News

August 28, 2006

NY Nanoscale Center Achieves Milestone

By: by Electronic News

Source:

New York State is fast on its way to becoming a center for nanotechnology, with employment at the College of Nanoscale Science and Engineering (CNSE) now exceeding 1,000 — a ten-fold increase in four years.

Based at the University of Albany, the CNSE has attracted many leading nanoelectronics companies to the area, the university said in a statement.
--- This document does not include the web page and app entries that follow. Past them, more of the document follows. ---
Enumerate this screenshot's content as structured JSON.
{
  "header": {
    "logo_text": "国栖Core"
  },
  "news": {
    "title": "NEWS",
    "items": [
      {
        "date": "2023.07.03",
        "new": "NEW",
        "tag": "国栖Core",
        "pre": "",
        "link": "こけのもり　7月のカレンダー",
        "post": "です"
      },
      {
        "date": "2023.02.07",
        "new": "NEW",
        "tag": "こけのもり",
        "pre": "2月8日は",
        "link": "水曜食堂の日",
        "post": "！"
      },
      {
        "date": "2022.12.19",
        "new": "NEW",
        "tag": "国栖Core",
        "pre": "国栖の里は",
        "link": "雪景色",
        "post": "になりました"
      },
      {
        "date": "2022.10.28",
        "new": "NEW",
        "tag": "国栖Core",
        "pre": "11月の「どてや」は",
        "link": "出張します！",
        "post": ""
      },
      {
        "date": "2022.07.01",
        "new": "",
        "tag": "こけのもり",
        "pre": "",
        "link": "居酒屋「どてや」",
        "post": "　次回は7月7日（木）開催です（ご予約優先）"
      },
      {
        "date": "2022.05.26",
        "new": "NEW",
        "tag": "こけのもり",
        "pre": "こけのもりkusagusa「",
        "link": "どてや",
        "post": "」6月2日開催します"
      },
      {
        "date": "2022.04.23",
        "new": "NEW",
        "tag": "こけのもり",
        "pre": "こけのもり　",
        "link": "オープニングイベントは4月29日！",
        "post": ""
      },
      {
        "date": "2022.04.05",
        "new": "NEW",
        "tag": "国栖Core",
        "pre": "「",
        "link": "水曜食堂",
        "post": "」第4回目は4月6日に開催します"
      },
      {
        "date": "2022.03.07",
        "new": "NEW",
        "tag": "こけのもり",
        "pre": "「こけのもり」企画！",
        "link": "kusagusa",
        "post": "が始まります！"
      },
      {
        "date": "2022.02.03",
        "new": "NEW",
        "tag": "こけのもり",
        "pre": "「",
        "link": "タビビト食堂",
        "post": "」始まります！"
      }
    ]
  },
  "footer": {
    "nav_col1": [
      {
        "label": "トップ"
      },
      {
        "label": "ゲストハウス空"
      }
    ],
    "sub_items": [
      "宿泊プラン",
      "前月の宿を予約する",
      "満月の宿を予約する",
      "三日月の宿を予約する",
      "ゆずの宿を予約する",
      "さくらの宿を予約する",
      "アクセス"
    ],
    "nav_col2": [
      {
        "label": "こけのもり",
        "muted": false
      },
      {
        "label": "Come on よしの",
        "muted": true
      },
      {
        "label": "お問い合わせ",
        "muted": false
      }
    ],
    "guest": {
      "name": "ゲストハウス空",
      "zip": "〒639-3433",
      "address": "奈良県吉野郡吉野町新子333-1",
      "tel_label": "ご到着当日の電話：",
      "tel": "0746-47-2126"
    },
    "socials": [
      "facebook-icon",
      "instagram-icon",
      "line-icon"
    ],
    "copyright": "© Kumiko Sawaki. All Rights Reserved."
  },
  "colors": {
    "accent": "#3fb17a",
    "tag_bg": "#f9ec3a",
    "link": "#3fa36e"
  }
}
There are now currently more than 1,350 scientists and researchers in the area from organizations including IBM, AMD, Qimonda, Micron, Sematech, Applied Materials, Tokyo Electron, ASML, Sony, Toshiba and Honeywell.

Since 2001 — the same year CNSE’s Albany NanoTech complex was designated as New York State’s Center of Excellence in Nanoelectronics and Nanotechnology — more than $600 million has been invested by New York State government in programs and initiatives at the University of Albany Nanocollege, which in turn has attracted over $2.5 billion in private investment, according to the University.

“The pioneering strategy of New York’s elected officials, as led by Governor Pataki and Assembly Speaker Silver, has been the driving force behind New York State’s rapid ascension and recognition as a global leader in nanotechnology, as well as the unprecedented growth and success of the UAlbany NanoCollege,” said Alain Kaloyeros, VP and chief administrative officer of CNSE. “The vision and support of the Governor and Speaker have led to both the creation of a world-class institution for education and research that is focused on the most important and enabling science of the 21st century, and the development of an economic magnet that is drawing talented people, high-paying high-tech jobs, leading global companies and significant investment to New York State.”

Employment is projected to reach 2,000 upon completion of CNSE’s newest building, NanoFab 300 East, which will provide additional state-of-the-art office, virtual classroom, conferencing, laboratory and business incubation space and serve as home to the Institute for Nanoelectronics Discovery and Exploration, a $435 million initiative that focuses on cutting-edge nanotechnology research for future generations of transistor technologies.